As a result, Sumac Ridge was the first in Canada to produce and label a Red Meritage wine and a White Meritage wine. He produced a red Meritage under his McWatters Collection label and both red and white Meritage under his young TIME Winery project.
And when someone failed to pronounce “meritage” properly – it rhymes with heritage – McWatters would quickly correct them. He also would follow up to make sure wineries paid their association fees in order to use “Meritage” on the label.
A lifetime of blending family, friends, wine, food
McWatters re-invented himself a number of times. In 2009, soon after leaving Vincor, he launched a wine consulting business and opened what’s now Local on Lakeshore just down the hill from Sumac Ridge. He operated the restaurant with Christa-Lee, who earned international acclaim for Local’s support of local wines in the dining room.
Along the way, father and daughter teamed up to create Encore Vineyards LTD, which includes the award-winning entry-level brand Evolve Cellars. And by 2017, Harry shifted his focus from creating an estate winery at his 60-acre Sundial Vineyard on the Black Sage Bench to transforming a downtown Penticton movie theater he sat in as a boy into TIME Winery.
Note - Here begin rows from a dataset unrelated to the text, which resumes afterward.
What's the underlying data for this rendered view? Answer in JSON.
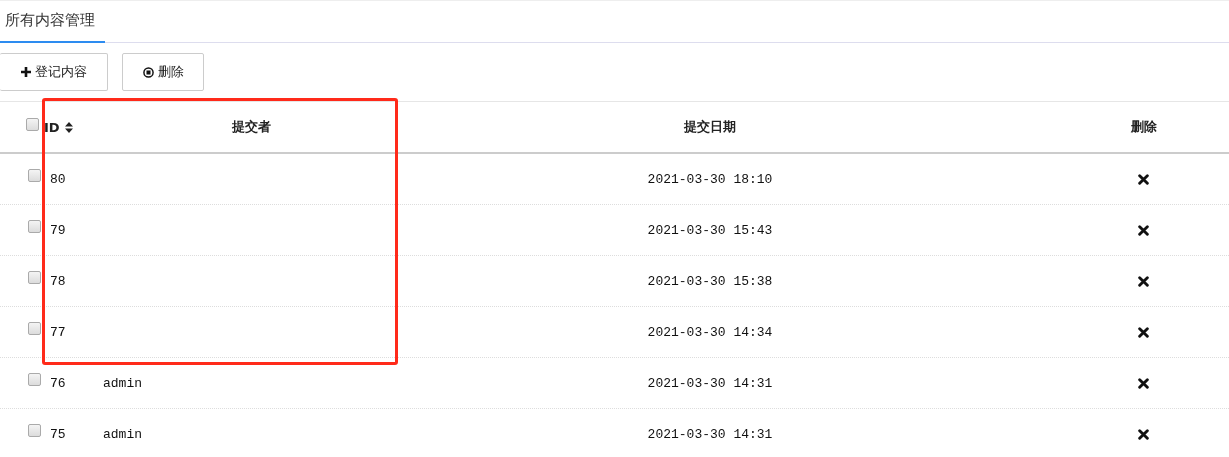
{
  "tabs": [
    {
      "label": "所有内容管理",
      "selected": true
    }
  ],
  "toolbar": [
    {
      "kind": "add",
      "label": "登记内容"
    },
    {
      "kind": "delete",
      "label": "删除"
    }
  ],
  "table": {
    "select_all": {
      "checked": false
    },
    "columns": [
      "ID",
      "提交者",
      "提交日期",
      "删除"
    ],
    "rows": [
      {
        "checked": false,
        "id": "80",
        "submitter": "",
        "date": "2021-03-30 18:10"
      },
      {
        "checked": false,
        "id": "79",
        "submitter": "",
        "date": "2021-03-30 15:43"
      },
      {
        "checked": false,
        "id": "78",
        "submitter": "",
        "date": "2021-03-30 15:38"
      },
      {
        "checked": false,
        "id": "77",
        "submitter": "",
        "date": "2021-03-30 14:34"
      },
      {
        "checked": false,
        "id": "76",
        "submitter": "admin",
        "date": "2021-03-30 14:31"
      },
      {
        "checked": false,
        "id": "75",
        "submitter": "admin",
        "date": "2021-03-30 14:31"
      }
    ]
  },
  "annotation": {
    "kind": "rectangle"
  }
}
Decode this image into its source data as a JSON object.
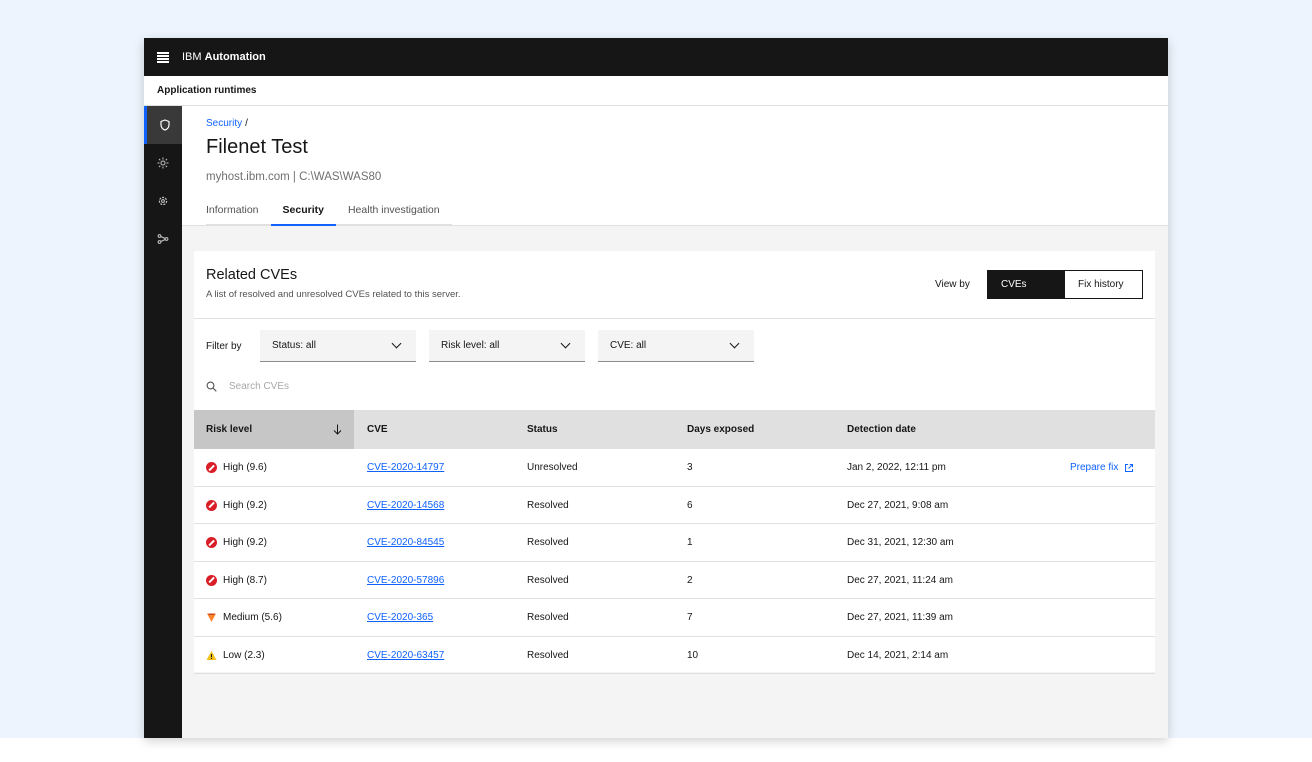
{
  "topbar": {
    "brand_prefix": "IBM",
    "brand_name": "Automation"
  },
  "appbar": {
    "title": "Application runtimes"
  },
  "header": {
    "breadcrumb": "Security",
    "breadcrumb_sep": "/",
    "title": "Filenet Test",
    "subtitle": "myhost.ibm.com | C:\\WAS\\WAS80",
    "tabs": [
      {
        "label": "Information",
        "active": false
      },
      {
        "label": "Security",
        "active": true
      },
      {
        "label": "Health investigation",
        "active": false
      }
    ]
  },
  "card": {
    "title": "Related CVEs",
    "description": "A list of resolved and unresolved CVEs related to this server.",
    "view_by_label": "View by",
    "view_options": [
      "CVEs",
      "Fix history"
    ]
  },
  "filters": {
    "label": "Filter by",
    "status": "Status: all",
    "risk": "Risk level: all",
    "cve": "CVE: all"
  },
  "search": {
    "placeholder": "Search CVEs"
  },
  "table": {
    "headers": [
      "Risk level",
      "CVE",
      "Status",
      "Days exposed",
      "Detection date"
    ],
    "action_label": "Prepare fix",
    "rows": [
      {
        "risk": "High (9.6)",
        "severity": "high",
        "cve": "CVE-2020-14797",
        "status": "Unresolved",
        "days": "3",
        "date": "Jan 2, 2022, 12:11 pm"
      },
      {
        "risk": "High (9.2)",
        "severity": "high",
        "cve": "CVE-2020-14568",
        "status": "Resolved",
        "days": "6",
        "date": "Dec 27, 2021, 9:08 am"
      },
      {
        "risk": "High (9.2)",
        "severity": "high",
        "cve": "CVE-2020-84545",
        "status": "Resolved",
        "days": "1",
        "date": "Dec 31, 2021, 12:30 am"
      },
      {
        "risk": "High (8.7)",
        "severity": "high",
        "cve": "CVE-2020-57896",
        "status": "Resolved",
        "days": "2",
        "date": "Dec 27, 2021, 11:24 am"
      },
      {
        "risk": "Medium (5.6)",
        "severity": "medium",
        "cve": "CVE-2020-365",
        "status": "Resolved",
        "days": "7",
        "date": "Dec 27, 2021, 11:39 am"
      },
      {
        "risk": "Low (2.3)",
        "severity": "low",
        "cve": "CVE-2020-63457",
        "status": "Resolved",
        "days": "10",
        "date": "Dec 14, 2021, 2:14 am"
      }
    ]
  },
  "colors": {
    "accent": "#0f62fe",
    "high": "#da1e28",
    "medium": "#ff832b",
    "low": "#f1c21b",
    "shell": "#161616"
  }
}
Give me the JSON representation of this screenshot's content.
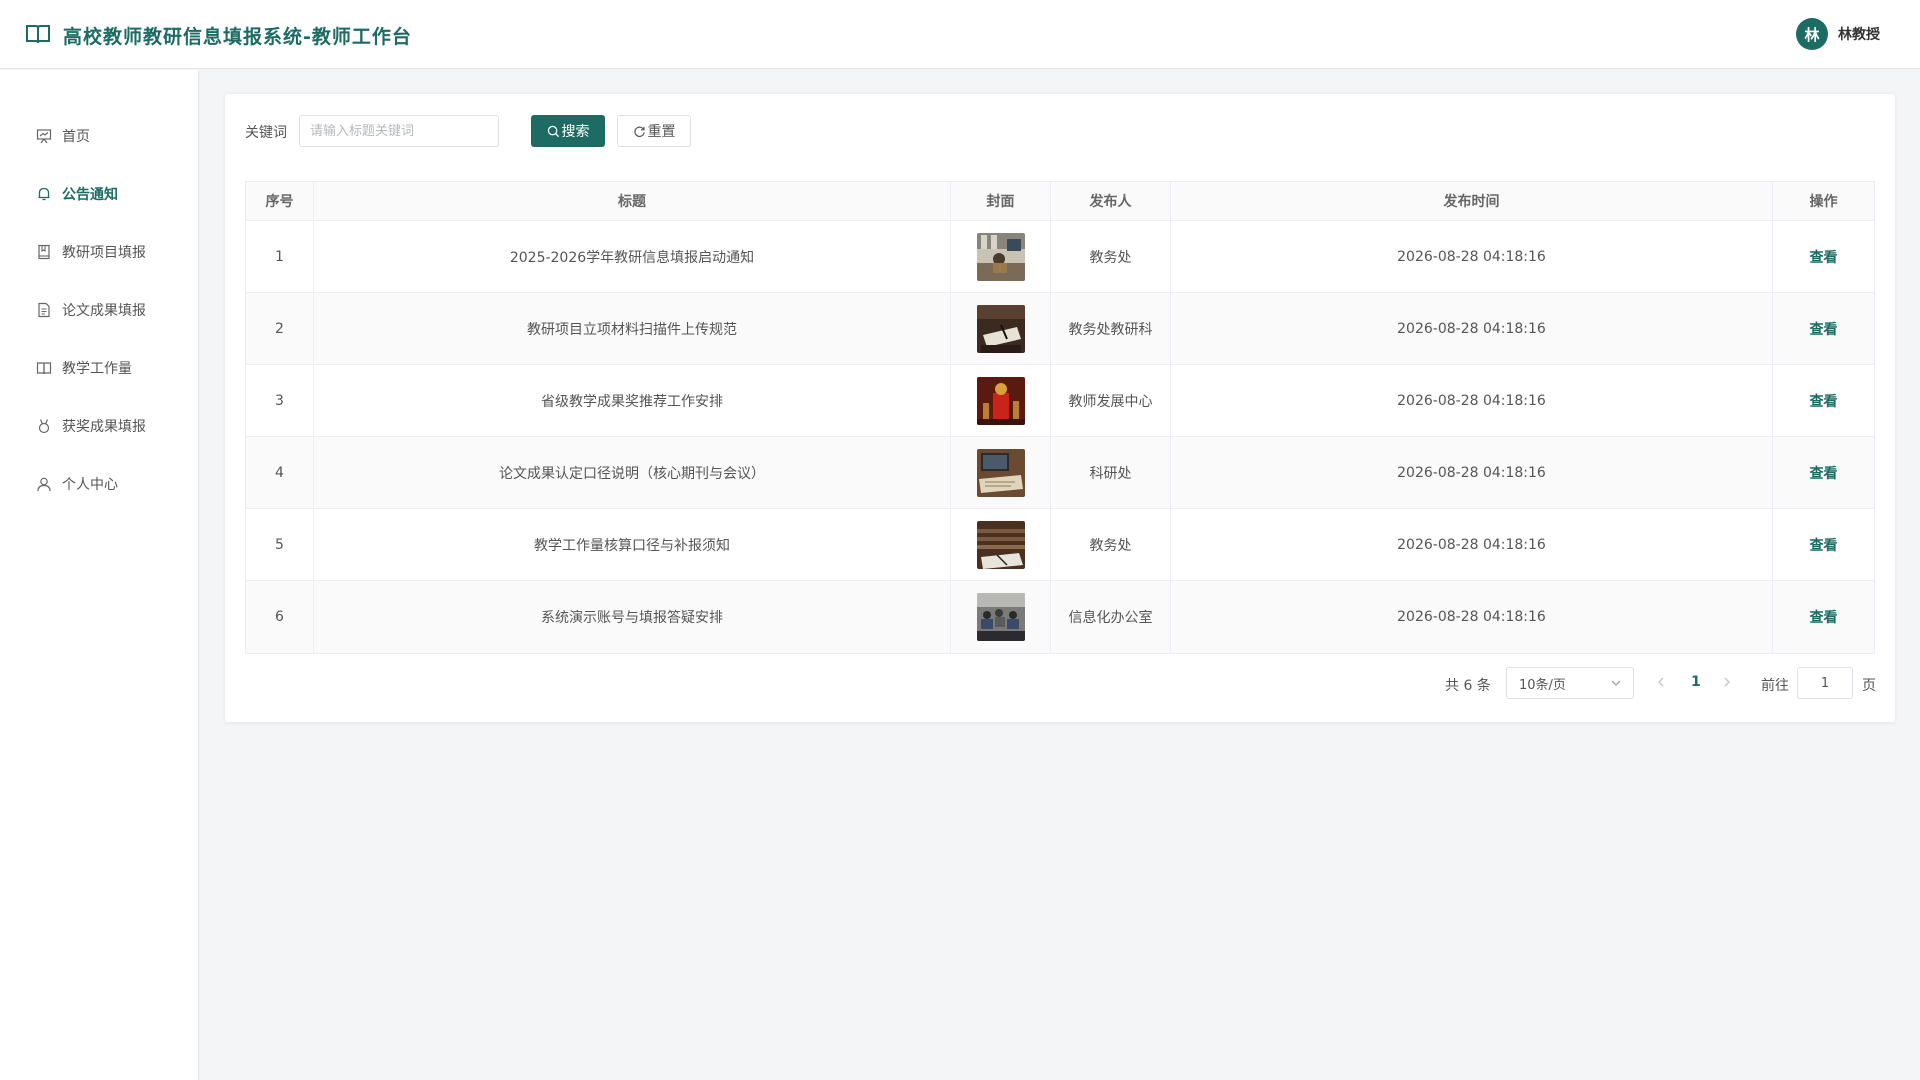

Family, friends, wine and food were at the center of McWatters’s world, and his hobbies were limited to boating and swimming, the latter of which helped improve his fitness in recent months. He often wore a remembrance poppy on the lapel of his sports coat, and he counted international sports executive Tod Leiweke among his close friends.
McWatters’s survivors include soulmate Lisa Lalonde and children Christa-Lee McWatters and Darrien McWatters, who worked with their father in Penticton on their three brands – Evolve Cellars, McWatters and TIME. Earlier this month, they toasted the first anniversary of TIME, one of the province’s first urban wineries.
The celebration of his life on Friday, Aug. 9 at the Lakeside Penticton Resort was attended by a standing-room-only gathering of more than 1,200 friends and colleagues.
“Next year, as the BC Wine Industry celebrates its 30th anniversary, we will look back on these achievements and raise a glass to Harry,” Prodan said. “Cheers to you, Harry. You are a true pioneer of our industry who will be deeply missed. The industry won’t be the same without you.”
Soon after the news of his passing, the BC Wine Info Centre in Penticton created in its shop a special display of McWatters Collection wines with photos of the store’s longtime supporter. The notice read, “In honor of our founder and BC wine industry legend, Harry McWatters.”